Jim McPherson Profile picture
Perspectives on law & policy related to new mobility technology, including autonomy, micromobility & web3. Californian.
Jan 22, 2019 5 tweets 1 min read
There's a sense in which we have left AV 1.0: the 2013-2018 experiment marked by Elaine Herzberg's death, 60+ companies getting CA AV testing permits, AV Coalition for Safer Streets failing to secure nat'l AV legislation, disappointed press who expected L4 by Dec. 1/ 2019 starts AV 2.0 w/ a push to get out of trough of disillusionment, new industry consolidation & partnerships, pullback of some investors & re-commitment by others, PAVE advocacy/education group approaching safety promise from new direction w/o using the 94% statistic, ... 2/
Dec 1, 2018 4 tweets 1 min read
“The only human that the AV is absolutely sure exists in the one inside the car. Everything else is a confidence figure based on an imperfect feature matching classifier (or some other variant of computer vision algorithm).”

From a new voice on AVTwitter. As I look at AV confidence scores (for pedestrians, cars, etc), I’m struck by the fact that I, as a human, have only one stereo camera—my eyes—yet I have *100% confidence in everything I see, and a contextual understanding of what it is, what it’s doing, & what it might do next.
Nov 27, 2018 21 tweets 5 min read
Some people may have missed this story. It is the single-most important story on AV safety I have seen in more than two years of following the topic closely. It was originally published behind BI's pay wall, but it apparently viewable by anyone now. 1/ "Much has been written about the death of Herzberg, most of it focused on the failings of the driver. But until now not much has been revealed about why engineers and senior leaders turned off the car's ability to stop itself."
Sep 16, 2018 6 tweets 2 min read
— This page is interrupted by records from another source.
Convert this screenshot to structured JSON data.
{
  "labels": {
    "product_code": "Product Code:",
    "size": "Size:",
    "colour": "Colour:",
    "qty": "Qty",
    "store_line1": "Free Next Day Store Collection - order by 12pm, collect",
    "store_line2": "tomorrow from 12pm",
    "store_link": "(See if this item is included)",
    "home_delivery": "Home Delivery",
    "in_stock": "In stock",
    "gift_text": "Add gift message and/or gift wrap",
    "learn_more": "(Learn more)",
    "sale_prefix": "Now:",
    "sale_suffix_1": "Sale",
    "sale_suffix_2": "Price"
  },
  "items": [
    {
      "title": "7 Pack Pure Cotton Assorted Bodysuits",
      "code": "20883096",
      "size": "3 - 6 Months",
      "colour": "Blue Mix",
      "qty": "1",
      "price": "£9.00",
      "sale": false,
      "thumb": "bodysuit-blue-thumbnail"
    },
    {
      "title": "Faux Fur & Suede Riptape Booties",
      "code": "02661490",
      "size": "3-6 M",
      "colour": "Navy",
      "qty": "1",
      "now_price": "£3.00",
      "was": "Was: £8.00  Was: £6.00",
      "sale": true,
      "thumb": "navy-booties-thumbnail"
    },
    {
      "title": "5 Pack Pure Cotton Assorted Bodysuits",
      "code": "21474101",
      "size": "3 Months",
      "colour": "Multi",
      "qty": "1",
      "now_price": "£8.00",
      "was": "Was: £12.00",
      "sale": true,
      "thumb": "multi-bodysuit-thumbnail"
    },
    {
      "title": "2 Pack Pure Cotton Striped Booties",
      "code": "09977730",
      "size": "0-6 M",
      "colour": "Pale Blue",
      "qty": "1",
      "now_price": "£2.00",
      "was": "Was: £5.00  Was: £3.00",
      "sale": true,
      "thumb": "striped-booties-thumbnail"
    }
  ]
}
Could not disagree with this more; the Trayvon Martin hypothetical, or the conclusion of the piece. "By contrast, a robot that would not be racist, fearful, or hot-tempered would be appealing." Joh doesn't think algorithms can be biased, or use racially-discriminatory data sets? Autonomous weapons systems are abhorrent, unethical, against national & international law. No question, no debate. You leave a kill decision up to software program and you have taken all agency out of it. You don't analyze algorithm for reasonableness. It's a spring gun.
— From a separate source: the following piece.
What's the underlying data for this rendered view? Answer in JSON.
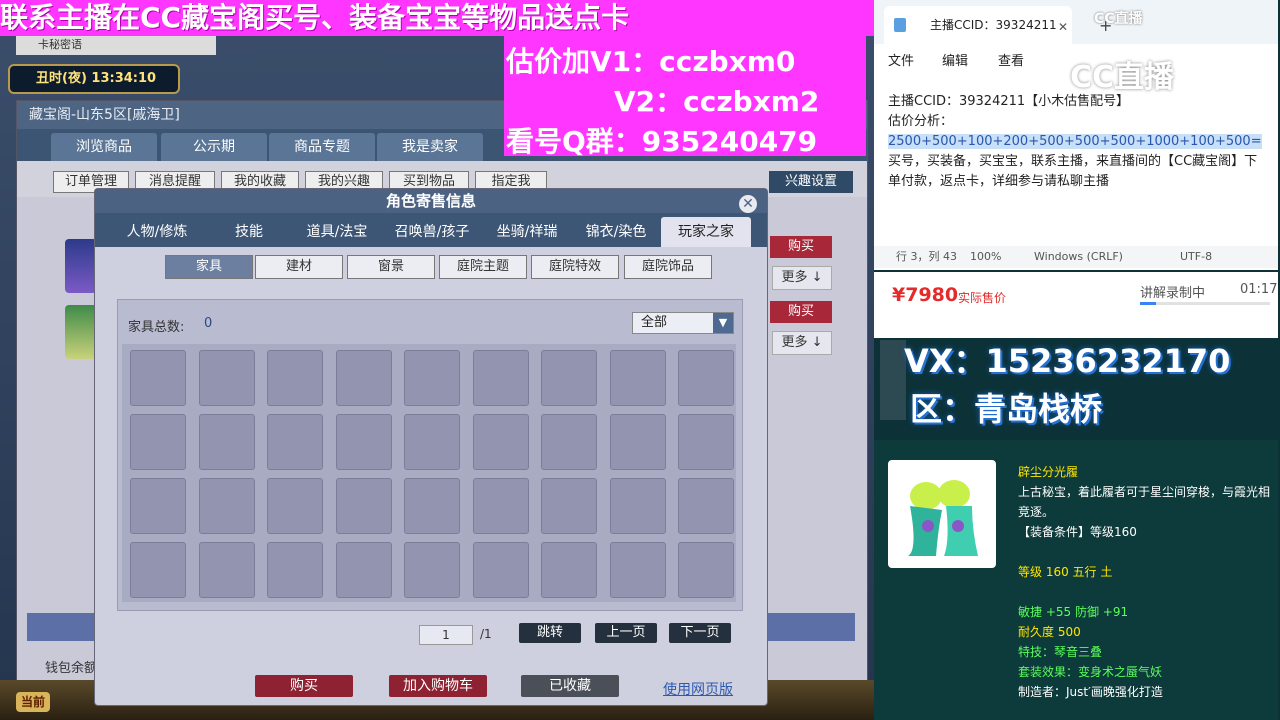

May 29, 2018 33 tweets 6 min read
NTSB's preliminary report on Uber-Tempe crash suggests the self-driving system was effectively impaired--just like a DUI. Someone at Uber could go to jail or prison for vehicular homicide. 1/ ntsb.gov/investigations… Vehicular homicide involves the death of a person other than the driver as a result of either criminally negligent or murderous operation of a motor vehicle. It focuses on what the defendant should have known & the risks associated with what defendant did know. 2/
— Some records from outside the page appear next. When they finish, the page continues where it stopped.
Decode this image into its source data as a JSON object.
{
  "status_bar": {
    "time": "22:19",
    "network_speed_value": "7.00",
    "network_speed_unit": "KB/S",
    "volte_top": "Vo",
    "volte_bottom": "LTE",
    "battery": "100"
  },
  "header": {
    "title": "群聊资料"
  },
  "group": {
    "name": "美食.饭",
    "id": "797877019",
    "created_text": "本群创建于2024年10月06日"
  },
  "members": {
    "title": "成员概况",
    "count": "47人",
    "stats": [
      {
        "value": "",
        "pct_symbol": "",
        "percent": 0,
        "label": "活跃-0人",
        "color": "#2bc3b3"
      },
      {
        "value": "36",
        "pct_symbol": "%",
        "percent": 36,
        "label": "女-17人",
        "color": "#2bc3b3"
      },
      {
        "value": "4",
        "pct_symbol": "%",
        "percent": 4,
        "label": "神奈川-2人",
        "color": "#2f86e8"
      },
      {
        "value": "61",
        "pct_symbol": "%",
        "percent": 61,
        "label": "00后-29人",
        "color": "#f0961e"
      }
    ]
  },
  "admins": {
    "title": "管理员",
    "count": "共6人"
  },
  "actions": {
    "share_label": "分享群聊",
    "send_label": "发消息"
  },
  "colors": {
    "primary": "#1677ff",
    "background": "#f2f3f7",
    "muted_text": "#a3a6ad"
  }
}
Apr 21, 2018 13 tweets 4 min read
Everything old is new again. Amelia Earhart
Feb 6, 2018 35 tweets 15 min read
A lighthearted title about a very real dispute over urban geometry — & a larger dispute between technologists & urbanists, generally, about the future of shared, autonomous, electric mobility. (Alt. title: Why e-bikes, & not AVs, are the real transportation disruption.) 1/ How disruptive will they be? Answer: Not as much as tech thought leaders claim.

Transportation disruption, historically, comes from changes in the source of motive power (& safety advances, & changes in law).
Dec 4, 2017 27 tweets 6 min read
I read this important RAND Corp report in detail and have some observations. (Kalra, Groves: The Enemy of Good: Estimating the Cost of Waiting for Nearly Perfect Automated Vehicles. Rand 2017) rand.org/pubs/research_… 1/ Some observations are related to its assumptions, but most are related to the way it has been mis-cited—which the authors themselves caution against. 2/